• Instructions to follow
Find the lines holding the string "value" in the data, then copy all of them.

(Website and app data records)
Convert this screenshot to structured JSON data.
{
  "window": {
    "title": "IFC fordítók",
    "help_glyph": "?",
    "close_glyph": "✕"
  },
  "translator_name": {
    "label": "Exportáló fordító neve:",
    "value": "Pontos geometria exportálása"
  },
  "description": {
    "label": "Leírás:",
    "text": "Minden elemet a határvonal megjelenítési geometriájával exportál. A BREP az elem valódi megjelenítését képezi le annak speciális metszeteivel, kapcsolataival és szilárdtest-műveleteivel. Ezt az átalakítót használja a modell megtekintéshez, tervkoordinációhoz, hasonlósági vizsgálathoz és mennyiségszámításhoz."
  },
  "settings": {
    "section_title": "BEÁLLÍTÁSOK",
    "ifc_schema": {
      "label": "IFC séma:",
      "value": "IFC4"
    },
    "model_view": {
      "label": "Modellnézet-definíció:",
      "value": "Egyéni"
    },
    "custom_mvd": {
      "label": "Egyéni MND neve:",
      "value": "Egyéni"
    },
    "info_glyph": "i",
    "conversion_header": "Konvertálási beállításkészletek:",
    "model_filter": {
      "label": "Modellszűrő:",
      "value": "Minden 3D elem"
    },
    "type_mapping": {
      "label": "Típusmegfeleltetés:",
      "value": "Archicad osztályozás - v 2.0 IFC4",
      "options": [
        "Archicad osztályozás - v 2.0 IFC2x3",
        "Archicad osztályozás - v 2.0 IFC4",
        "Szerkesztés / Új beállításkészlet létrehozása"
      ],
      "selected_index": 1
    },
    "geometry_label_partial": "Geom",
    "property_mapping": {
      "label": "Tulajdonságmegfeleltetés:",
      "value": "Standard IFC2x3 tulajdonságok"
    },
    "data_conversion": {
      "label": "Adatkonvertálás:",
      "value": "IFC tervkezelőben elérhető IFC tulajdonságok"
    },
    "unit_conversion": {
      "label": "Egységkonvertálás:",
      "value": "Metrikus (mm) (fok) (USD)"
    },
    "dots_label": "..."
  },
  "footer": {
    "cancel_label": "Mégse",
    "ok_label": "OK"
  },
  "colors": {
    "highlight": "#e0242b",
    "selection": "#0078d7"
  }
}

• Answer for the task
    "value": "Pontos geometria exportálása"
      "value": "IFC4"
      "value": "Egyéni"
      "value": "Egyéni"
      "value": "Minden 3D elem"
      "value": "Archicad osztályozás - v 2.0 IFC4",
      "value": "Standard IFC2x3 tulajdonságok"
      "value": "IFC tervkezelőben elérhető IFC tulajdonságok"
      "value": "Metrikus (mm) (fok) (USD)"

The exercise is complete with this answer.